In addition to loneliness, as I lay there on my bed, I also pondered my most beloved of subjects: death. I think about it an awful lot, not with any fear anymore, but with a certain resigned preparedness, the way someone who is forced out into the desert with no food or water might research on ways to survive in arid environments rather than spend their time bemoaning their fate. Which is to say, I have sort of decided how I want to die, and therefore how to spend my life. In fact, I already have sort of an idea how I will die. I don’t know if this is an actual premonition, or my imagination making things up, but I do believe, after spending my life writing several books, at least eight, I think, I will finally die, most likely alone, or perhaps with a sibling or two at my side, very quietly, very scared, with the knowledge that I made the art I needed to make during my lifetime. After my death, all the world will have are my books—and that really is the closest thing to happiness I can get, knowing I sent out into the world what I needed to send out. I think I will die, lonely, too, except, having written my books, I won’t really be alone. I will have touched lives, and hearts, through my words; my true kindred spirits are those who will read my words, and feel delight, or a sense of kinship: you don’t need to ever see or speak to a person to make an impact on their life, or their mind, that’s the beauty of writing. Writing is a kind of magic, a kind of immortality, bridging between time and space and distance, transforming and changing long after you have written the last word. Without books and writing, I wouldn’t be typing these words today, and in return for the writers who brought me such happiness, I want to send my own little bit of happiness back out into the world, too.

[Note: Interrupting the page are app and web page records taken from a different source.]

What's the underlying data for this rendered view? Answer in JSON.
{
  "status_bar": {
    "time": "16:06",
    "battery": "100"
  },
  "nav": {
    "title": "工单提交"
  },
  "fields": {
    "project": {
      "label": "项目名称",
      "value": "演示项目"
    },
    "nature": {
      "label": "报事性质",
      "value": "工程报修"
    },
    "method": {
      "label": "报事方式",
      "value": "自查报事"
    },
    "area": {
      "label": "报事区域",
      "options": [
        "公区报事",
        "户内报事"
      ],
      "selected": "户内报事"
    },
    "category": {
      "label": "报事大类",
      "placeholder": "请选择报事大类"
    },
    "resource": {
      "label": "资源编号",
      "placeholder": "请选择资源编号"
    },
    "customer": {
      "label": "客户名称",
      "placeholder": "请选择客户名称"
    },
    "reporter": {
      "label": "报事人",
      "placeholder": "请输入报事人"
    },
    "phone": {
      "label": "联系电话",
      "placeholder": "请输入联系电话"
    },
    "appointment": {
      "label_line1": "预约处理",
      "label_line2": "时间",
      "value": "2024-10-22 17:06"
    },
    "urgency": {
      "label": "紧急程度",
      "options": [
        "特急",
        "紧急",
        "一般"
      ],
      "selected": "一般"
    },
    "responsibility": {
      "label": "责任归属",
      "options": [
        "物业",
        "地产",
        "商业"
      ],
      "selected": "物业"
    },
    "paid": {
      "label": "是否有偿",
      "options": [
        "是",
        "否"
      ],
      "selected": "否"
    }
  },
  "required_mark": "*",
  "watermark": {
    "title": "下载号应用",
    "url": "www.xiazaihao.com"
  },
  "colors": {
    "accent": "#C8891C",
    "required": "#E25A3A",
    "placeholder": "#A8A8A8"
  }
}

Alright, I feel as though I may faint soon, which, for me, is a sign that I have reached the edge of exhaustion and am finally read to sleep. In the morning, I shall have to wake up early, so I’ll only have two hours of sleep—I dread it. I wish loneliness were not so painful, I wish I could have someone look into my eyes and hold me and tell me they understood; and I wish the world would not be filled with such sickness, pain and cruelty; it would do us good, I think, if everyone were a little more empathetic, if everyone were a little more imaginative and thus could put themselves easily into the shoes of others.